It is for those reasons that I think making a conscious choice to incorporate adventure into our lives has never been more important. My 11th grade history teacher once said, “learning is compelled by discomfort.” At the time, I didn’t think much of it, but I am now inclined to agree. It isn’t until we step outside what we are comfortable with that we are able to gain a new perspective on what we believe possible for ourselves. Most often our culture focuses on the element of risk that is the potential for loss or harm. We think of Evel Knievel and skydiving and other such things and think, “why would anyone do that?” To be clear, this is not what I am advocating for. Risks have to be managed and carefully assessed by both trained facilitators and participants alike, but most importantly risks must be allowed to exist. Rather, what I am advocating for is a balanced emphasis on the element of risk that is the potential for gain. What do we gain when we take risks? We learn to exercise good judgment. We learn vital decision-making skills. We learn to take ownership over the outcome of our choices. We gain the understanding that our choices have consequences that can mean the success or failure of our endeavors. We learn how to succeed with grace and fail with dignity. We learn that most of the time, what we might have perceived as an insurmountable obstacle really isn’t anything all that terrible.

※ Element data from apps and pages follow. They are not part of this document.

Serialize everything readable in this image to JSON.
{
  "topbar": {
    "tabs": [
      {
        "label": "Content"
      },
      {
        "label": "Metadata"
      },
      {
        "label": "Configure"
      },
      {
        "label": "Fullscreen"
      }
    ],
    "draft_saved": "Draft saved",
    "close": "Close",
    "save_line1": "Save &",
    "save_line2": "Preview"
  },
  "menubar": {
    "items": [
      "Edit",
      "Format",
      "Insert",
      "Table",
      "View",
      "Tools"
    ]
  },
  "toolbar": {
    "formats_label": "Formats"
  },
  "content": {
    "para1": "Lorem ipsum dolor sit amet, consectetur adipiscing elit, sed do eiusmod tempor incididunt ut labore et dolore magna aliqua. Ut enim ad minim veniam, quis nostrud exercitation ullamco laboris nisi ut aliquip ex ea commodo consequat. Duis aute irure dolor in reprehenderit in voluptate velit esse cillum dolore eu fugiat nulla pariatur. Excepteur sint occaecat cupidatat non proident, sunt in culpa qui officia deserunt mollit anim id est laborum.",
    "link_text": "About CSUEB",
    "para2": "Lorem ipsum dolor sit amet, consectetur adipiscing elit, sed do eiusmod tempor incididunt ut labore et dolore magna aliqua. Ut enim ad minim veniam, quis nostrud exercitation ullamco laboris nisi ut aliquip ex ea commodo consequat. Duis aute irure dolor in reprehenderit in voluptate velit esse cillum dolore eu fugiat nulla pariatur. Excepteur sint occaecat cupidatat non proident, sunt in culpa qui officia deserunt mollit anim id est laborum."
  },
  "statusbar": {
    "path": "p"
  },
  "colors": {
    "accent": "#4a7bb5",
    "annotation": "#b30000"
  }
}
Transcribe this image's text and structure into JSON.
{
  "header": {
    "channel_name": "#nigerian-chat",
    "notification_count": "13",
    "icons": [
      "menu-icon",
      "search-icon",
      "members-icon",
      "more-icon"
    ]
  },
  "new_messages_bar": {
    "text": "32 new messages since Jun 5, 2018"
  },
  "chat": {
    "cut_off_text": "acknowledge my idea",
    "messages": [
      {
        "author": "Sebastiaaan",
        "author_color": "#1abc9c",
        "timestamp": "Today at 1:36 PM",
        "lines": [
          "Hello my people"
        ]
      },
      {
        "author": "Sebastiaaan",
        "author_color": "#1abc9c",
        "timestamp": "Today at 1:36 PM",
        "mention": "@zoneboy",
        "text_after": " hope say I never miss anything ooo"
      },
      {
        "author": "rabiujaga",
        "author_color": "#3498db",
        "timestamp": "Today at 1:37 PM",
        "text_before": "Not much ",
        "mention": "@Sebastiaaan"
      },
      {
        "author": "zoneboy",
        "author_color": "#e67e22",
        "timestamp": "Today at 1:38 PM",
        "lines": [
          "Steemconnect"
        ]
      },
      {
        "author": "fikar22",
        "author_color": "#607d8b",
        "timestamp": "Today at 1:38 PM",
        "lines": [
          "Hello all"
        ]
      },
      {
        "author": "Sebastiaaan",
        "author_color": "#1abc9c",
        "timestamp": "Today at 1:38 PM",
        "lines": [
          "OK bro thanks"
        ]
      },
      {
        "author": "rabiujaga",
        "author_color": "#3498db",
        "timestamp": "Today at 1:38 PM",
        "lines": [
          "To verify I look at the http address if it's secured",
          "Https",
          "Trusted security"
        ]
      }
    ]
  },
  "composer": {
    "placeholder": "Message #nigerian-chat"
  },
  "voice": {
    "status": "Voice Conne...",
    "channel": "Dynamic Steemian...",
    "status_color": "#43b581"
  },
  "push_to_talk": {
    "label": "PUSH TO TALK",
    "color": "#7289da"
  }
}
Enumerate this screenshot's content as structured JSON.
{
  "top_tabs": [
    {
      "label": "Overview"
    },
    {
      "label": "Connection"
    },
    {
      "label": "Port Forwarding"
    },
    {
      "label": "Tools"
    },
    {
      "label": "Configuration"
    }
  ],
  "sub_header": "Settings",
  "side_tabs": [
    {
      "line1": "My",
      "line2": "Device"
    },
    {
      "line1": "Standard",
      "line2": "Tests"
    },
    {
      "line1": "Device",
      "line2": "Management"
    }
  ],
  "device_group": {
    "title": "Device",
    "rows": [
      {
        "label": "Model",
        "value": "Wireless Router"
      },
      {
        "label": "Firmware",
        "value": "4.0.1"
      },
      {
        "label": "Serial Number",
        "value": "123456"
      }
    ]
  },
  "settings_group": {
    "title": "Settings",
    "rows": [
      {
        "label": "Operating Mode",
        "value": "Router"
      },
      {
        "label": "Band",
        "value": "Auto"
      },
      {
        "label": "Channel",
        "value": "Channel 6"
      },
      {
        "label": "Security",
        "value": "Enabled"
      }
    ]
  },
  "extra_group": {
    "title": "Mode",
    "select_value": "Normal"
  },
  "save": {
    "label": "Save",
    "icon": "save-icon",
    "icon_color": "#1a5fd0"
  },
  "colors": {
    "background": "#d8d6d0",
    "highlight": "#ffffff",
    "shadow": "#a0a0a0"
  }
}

In my experience thus far, I have found that summer camp and adventure in the outdoors is one of the most impactful and nurturing environments in which this type of learning can take place. It is for this reason that I believe whole-heartedly in what we do here at Merrie-Woode. I would also submit that in order for those lessons learned at camp to have any real value, they must be put to use outside those iconic Camp Merrie-Woode gates.
Fortunately for us, the number of ways to incorporate adventure into our daily lives is nearly infinite. Not a day goes by that we don’t have some opportunity to do so. Meet up with friends to go on a hike, a climb, or a paddle. Take the scenic route instead of the interstate. Try out for the school play. Cook a new dish for dinner. Talk to a stranger at a coffee shop. Learn to play a musical instrument. Ride your bike instead of drive. These adventures that range from the simple day-to-day to the most epic of undertakings may just be the things that inspire us to tackle even bigger challenges in our own lives, in our communities, and in the world that we share. At the very least, this perspective on adventure is bound to lead to a more exciting and enriching life, not one that could be found in a box in the cereal aisle.